=== What to produce ===
Return the listing exactly. Keep no pictures.

=== Information provided ===

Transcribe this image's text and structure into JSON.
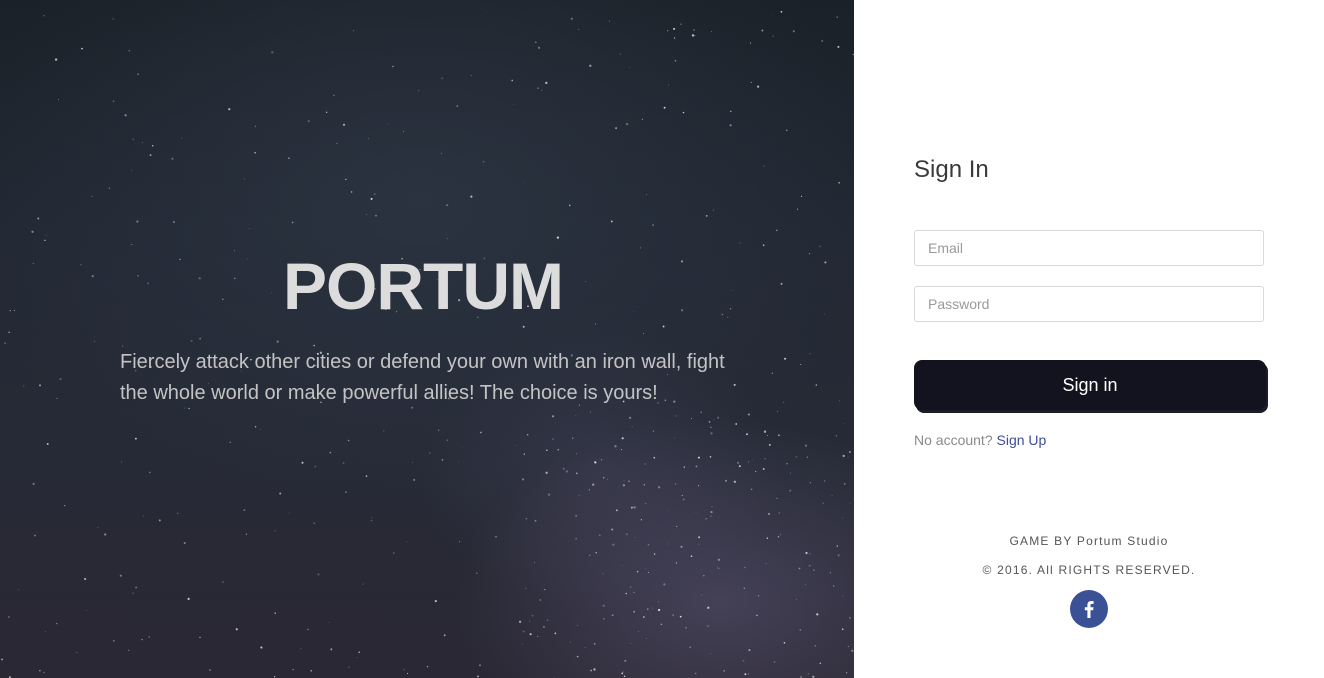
{
  "hero": {
    "title": "PORTUM",
    "tagline": "Fiercely attack other cities or defend your own with an iron wall, fight the whole world or make powerful allies! The choice is yours!"
  },
  "signin": {
    "title": "Sign In",
    "email_placeholder": "Email",
    "password_placeholder": "Password",
    "submit_label": "Sign in",
    "no_account_text": "No account?",
    "signup_link": "Sign Up"
  },
  "footer": {
    "game_by": "GAME BY Portum Studio",
    "copyright": "© 2016. All RIGHTS RESERVED.",
    "social_icon": "facebook-icon"
  },
  "colors": {
    "button_bg": "#13131f",
    "link": "#3e4d9a",
    "facebook": "#3b5196"
  }
}
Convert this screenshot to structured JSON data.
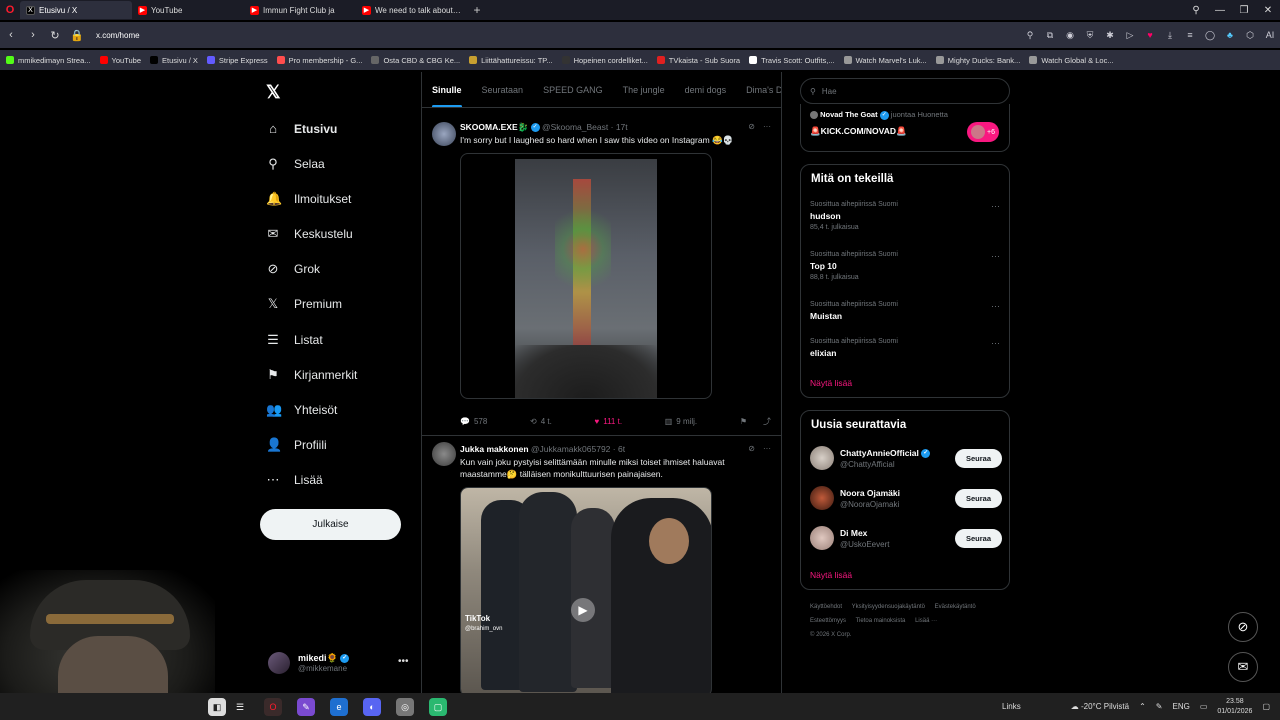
{
  "browser": {
    "tabs": [
      {
        "label": "Etusivu / X",
        "icon": "x-logo",
        "color": "#000000",
        "active": true
      },
      {
        "label": "YouTube",
        "icon": "youtube-logo",
        "color": "#ff0000",
        "active": false
      },
      {
        "label": "Immun Fight Club ja",
        "icon": "youtube-logo",
        "color": "#ff0000",
        "active": false
      },
      {
        "label": "We need to talk about thi",
        "icon": "youtube-logo",
        "color": "#ff0000",
        "active": false
      }
    ],
    "url": "x.com/home",
    "bookmarks": [
      {
        "label": "mmikedimayn Strea...",
        "icon": "kick-logo",
        "color": "#53fc18"
      },
      {
        "label": "YouTube",
        "icon": "youtube-logo",
        "color": "#ff0000"
      },
      {
        "label": "Etusivu / X",
        "icon": "x-logo",
        "color": "#000000"
      },
      {
        "label": "Stripe Express",
        "icon": "stripe-logo",
        "color": "#635bff"
      },
      {
        "label": "Pro membership - G...",
        "icon": "pin-logo",
        "color": "#ff4d4d"
      },
      {
        "label": "Osta CBD & CBG Ke...",
        "icon": "globe-logo",
        "color": "#666666"
      },
      {
        "label": "Liittähattureissu: TP...",
        "icon": "hat-logo",
        "color": "#c8a030"
      },
      {
        "label": "Hopeinen cordelliket...",
        "icon": "rt-logo",
        "color": "#333333"
      },
      {
        "label": "TVkaista - Sub Suora",
        "icon": "tv-logo",
        "color": "#e02020"
      },
      {
        "label": "Travis Scott: Outfits,...",
        "icon": "w-logo",
        "color": "#ffffff"
      },
      {
        "label": "Watch Marvel's Luk...",
        "icon": "gear-logo",
        "color": "#999999"
      },
      {
        "label": "Mighty Ducks: Bank...",
        "icon": "leaf-logo",
        "color": "#999999"
      },
      {
        "label": "Watch Global & Loc...",
        "icon": "leaf-logo",
        "color": "#999999"
      }
    ]
  },
  "nav": {
    "items": [
      {
        "label": "Etusivu",
        "icon": "home-icon",
        "glyph": "⌂"
      },
      {
        "label": "Selaa",
        "icon": "search-icon",
        "glyph": "⚲"
      },
      {
        "label": "Ilmoitukset",
        "icon": "bell-icon",
        "glyph": "🔔"
      },
      {
        "label": "Keskustelu",
        "icon": "mail-icon",
        "glyph": "✉"
      },
      {
        "label": "Grok",
        "icon": "grok-icon",
        "glyph": "⊘"
      },
      {
        "label": "Premium",
        "icon": "x-premium-icon",
        "glyph": "𝕏"
      },
      {
        "label": "Listat",
        "icon": "list-icon",
        "glyph": "☰"
      },
      {
        "label": "Kirjanmerkit",
        "icon": "bookmark-icon",
        "glyph": "⚑"
      },
      {
        "label": "Yhteisöt",
        "icon": "communities-icon",
        "glyph": "👥"
      },
      {
        "label": "Profiili",
        "icon": "profile-icon",
        "glyph": "👤"
      },
      {
        "label": "Lisää",
        "icon": "more-icon",
        "glyph": "⋯"
      }
    ],
    "post_button": "Julkaise",
    "account": {
      "name": "mikedi🌻",
      "handle": "@mikkemane"
    }
  },
  "feed": {
    "tabs": [
      "Sinulle",
      "Seurataan",
      "SPEED GANG",
      "The jungle",
      "demi dogs",
      "Dima's Di"
    ],
    "tweets": [
      {
        "name": "SKOOMA.EXE🐉",
        "handle": "@Skooma_Beast",
        "time": "· 17t",
        "text": "I'm sorry but I laughed so hard when I saw this video on Instagram 😂💀",
        "replies": "578",
        "reposts": "4 t.",
        "likes": "111 t.",
        "views": "9 milj."
      },
      {
        "name": "Jukka makkonen",
        "handle": "@Jukkamakk065792",
        "time": "· 6t",
        "text": "Kun vain joku pystyisi selittämään minulle miksi toiset ihmiset haluavat maastamme🤔 tälläisen monikulttuurisen painajaisen.",
        "watermark": "TikTok",
        "watermark_handle": "@brahim_ovn"
      }
    ]
  },
  "rail": {
    "search_placeholder": "Hae",
    "live": {
      "name": "Novad The Goat",
      "action": "juontaa Huonetta",
      "title": "🚨KICK.COM/NOVAD🚨",
      "count": "+6"
    },
    "trending_title": "Mitä on tekeillä",
    "trends": [
      {
        "context": "Suosittua aihepiirissä Suomi",
        "topic": "hudson",
        "count": "85,4 t. julkaisua"
      },
      {
        "context": "Suosittua aihepiirissä Suomi",
        "topic": "Top 10",
        "count": "88,8 t. julkaisua"
      },
      {
        "context": "Suosittua aihepiirissä Suomi",
        "topic": "Muistan",
        "count": ""
      },
      {
        "context": "Suosittua aihepiirissä Suomi",
        "topic": "elixian",
        "count": ""
      }
    ],
    "show_more": "Näytä lisää",
    "who_to_follow_title": "Uusia seurattavia",
    "follow_label": "Seuraa",
    "suggestions": [
      {
        "name": "ChattyAnnieOfficial",
        "handle": "@ChattyAfficial",
        "verified": true
      },
      {
        "name": "Noora Ojamäki",
        "handle": "@NooraOjamaki",
        "verified": false
      },
      {
        "name": "Di Mex",
        "handle": "@UskoEevert",
        "verified": false
      }
    ],
    "footer": [
      "Käyttöehdot",
      "Yksityisyydensuojakäytäntö",
      "Evästekäytäntö",
      "Esteettömyys",
      "Tietoa mainoksista",
      "Lisää ···",
      "© 2026 X Corp."
    ]
  },
  "taskbar": {
    "links": "Links",
    "weather": "-20°C Pilvistä",
    "lang": "ENG",
    "time": "23.58",
    "date": "01/01/2026"
  },
  "colors": {
    "accent": "#1d9bf0",
    "like": "#f91880",
    "background": "#000000"
  }
}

=== Finished task ===
Transcribe this image's text and structure into JSON.
{
  "hero": {
    "title": "PORTUM",
    "tagline": "Fiercely attack other cities or defend your own with an iron wall, fight the whole world or make powerful allies! The choice is yours!"
  },
  "signin": {
    "title": "Sign In",
    "email_placeholder": "Email",
    "password_placeholder": "Password",
    "submit_label": "Sign in",
    "no_account_text": "No account?",
    "signup_link": "Sign Up"
  },
  "footer": {
    "game_by": "GAME BY Portum Studio",
    "copyright": "© 2016. All RIGHTS RESERVED.",
    "social_icon": "facebook-icon"
  },
  "colors": {
    "button_bg": "#13131f",
    "link": "#3e4d9a",
    "facebook": "#3b5196"
  }
}
Convert this screenshot to structured JSON data.
{
  "browser": {
    "tabs": [
      {
        "label": "Etusivu / X",
        "icon": "x-logo",
        "color": "#000000",
        "active": true
      },
      {
        "label": "YouTube",
        "icon": "youtube-logo",
        "color": "#ff0000",
        "active": false
      },
      {
        "label": "Immun Fight Club ja",
        "icon": "youtube-logo",
        "color": "#ff0000",
        "active": false
      },
      {
        "label": "We need to talk about thi",
        "icon": "youtube-logo",
        "color": "#ff0000",
        "active": false
      }
    ],
    "url": "x.com/home",
    "bookmarks": [
      {
        "label": "mmikedimayn Strea...",
        "icon": "kick-logo",
        "color": "#53fc18"
      },
      {
        "label": "YouTube",
        "icon": "youtube-logo",
        "color": "#ff0000"
      },
      {
        "label": "Etusivu / X",
        "icon": "x-logo",
        "color": "#000000"
      },
      {
        "label": "Stripe Express",
        "icon": "stripe-logo",
        "color": "#635bff"
      },
      {
        "label": "Pro membership - G...",
        "icon": "pin-logo",
        "color": "#ff4d4d"
      },
      {
        "label": "Osta CBD & CBG Ke...",
        "icon": "globe-logo",
        "color": "#666666"
      },
      {
        "label": "Liittähattureissu: TP...",
        "icon": "hat-logo",
        "color": "#c8a030"
      },
      {
        "label": "Hopeinen cordelliket...",
        "icon": "rt-logo",
        "color": "#333333"
      },
      {
        "label": "TVkaista - Sub Suora",
        "icon": "tv-logo",
        "color": "#e02020"
      },
      {
        "label": "Travis Scott: Outfits,...",
        "icon": "w-logo",
        "color": "#ffffff"
      },
      {
        "label": "Watch Marvel's Luk...",
        "icon": "gear-logo",
        "color": "#999999"
      },
      {
        "label": "Mighty Ducks: Bank...",
        "icon": "leaf-logo",
        "color": "#999999"
      },
      {
        "label": "Watch Global & Loc...",
        "icon": "leaf-logo",
        "color": "#999999"
      }
    ]
  },
  "nav": {
    "items": [
      {
        "label": "Etusivu",
        "icon": "home-icon",
        "glyph": "⌂"
      },
      {
        "label": "Selaa",
        "icon": "search-icon",
        "glyph": "⚲"
      },
      {
        "label": "Ilmoitukset",
        "icon": "bell-icon",
        "glyph": "🔔"
      },
      {
        "label": "Keskustelu",
        "icon": "mail-icon",
        "glyph": "✉"
      },
      {
        "label": "Grok",
        "icon": "grok-icon",
        "glyph": "⊘"
      },
      {
        "label": "Premium",
        "icon": "x-premium-icon",
        "glyph": "𝕏"
      },
      {
        "label": "Listat",
        "icon": "list-icon",
        "glyph": "☰"
      },
      {
        "label": "Kirjanmerkit",
        "icon": "bookmark-icon",
        "glyph": "⚑"
      },
      {
        "label": "Yhteisöt",
        "icon": "communities-icon",
        "glyph": "👥"
      },
      {
        "label": "Profiili",
        "icon": "profile-icon",
        "glyph": "👤"
      },
      {
        "label": "Lisää",
        "icon": "more-icon",
        "glyph": "⋯"
      }
    ],
    "post_button": "Julkaise",
    "account": {
      "name": "mikedi🌻",
      "handle": "@mikkemane"
    }
  },
  "feed": {
    "tabs": [
      "Sinulle",
      "Seurataan",
      "SPEED GANG",
      "The jungle",
      "demi dogs",
      "Dima's Di"
    ],
    "tweets": [
      {
        "name": "SKOOMA.EXE🐉",
        "handle": "@Skooma_Beast",
        "time": "· 17t",
        "text": "I'm sorry but I laughed so hard when I saw this video on Instagram 😂💀",
        "replies": "578",
        "reposts": "4 t.",
        "likes": "111 t.",
        "views": "9 milj."
      },
      {
        "name": "Jukka makkonen",
        "handle": "@Jukkamakk065792",
        "time": "· 6t",
        "text": "Kun vain joku pystyisi selittämään minulle miksi toiset ihmiset haluavat maastamme🤔 tälläisen monikulttuurisen painajaisen.",
        "watermark": "TikTok",
        "watermark_handle": "@brahim_ovn"
      }
    ]
  },
  "rail": {
    "search_placeholder": "Hae",
    "live": {
      "name": "Novad The Goat",
      "action": "juontaa Huonetta",
      "title": "🚨KICK.COM/NOVAD🚨",
      "count": "+6"
    },
    "trending_title": "Mitä on tekeillä",
    "trends": [
      {
        "context": "Suosittua aihepiirissä Suomi",
        "topic": "hudson",
        "count": "85,4 t. julkaisua"
      },
      {
        "context": "Suosittua aihepiirissä Suomi",
        "topic": "Top 10",
        "count": "88,8 t. julkaisua"
      },
      {
        "context": "Suosittua aihepiirissä Suomi",
        "topic": "Muistan",
        "count": ""
      },
      {
        "context": "Suosittua aihepiirissä Suomi",
        "topic": "elixian",
        "count": ""
      }
    ],
    "show_more": "Näytä lisää",
    "who_to_follow_title": "Uusia seurattavia",
    "follow_label": "Seuraa",
    "suggestions": [
      {
        "name": "ChattyAnnieOfficial",
        "handle": "@ChattyAfficial",
        "verified": true
      },
      {
        "name": "Noora Ojamäki",
        "handle": "@NooraOjamaki",
        "verified": false
      },
      {
        "name": "Di Mex",
        "handle": "@UskoEevert",
        "verified": false
      }
    ],
    "footer": [
      "Käyttöehdot",
      "Yksityisyydensuojakäytäntö",
      "Evästekäytäntö",
      "Esteettömyys",
      "Tietoa mainoksista",
      "Lisää ···",
      "© 2026 X Corp."
    ]
  },
  "taskbar": {
    "links": "Links",
    "weather": "-20°C Pilvistä",
    "lang": "ENG",
    "time": "23.58",
    "date": "01/01/2026"
  },
  "colors": {
    "accent": "#1d9bf0",
    "like": "#f91880",
    "background": "#000000"
  }
}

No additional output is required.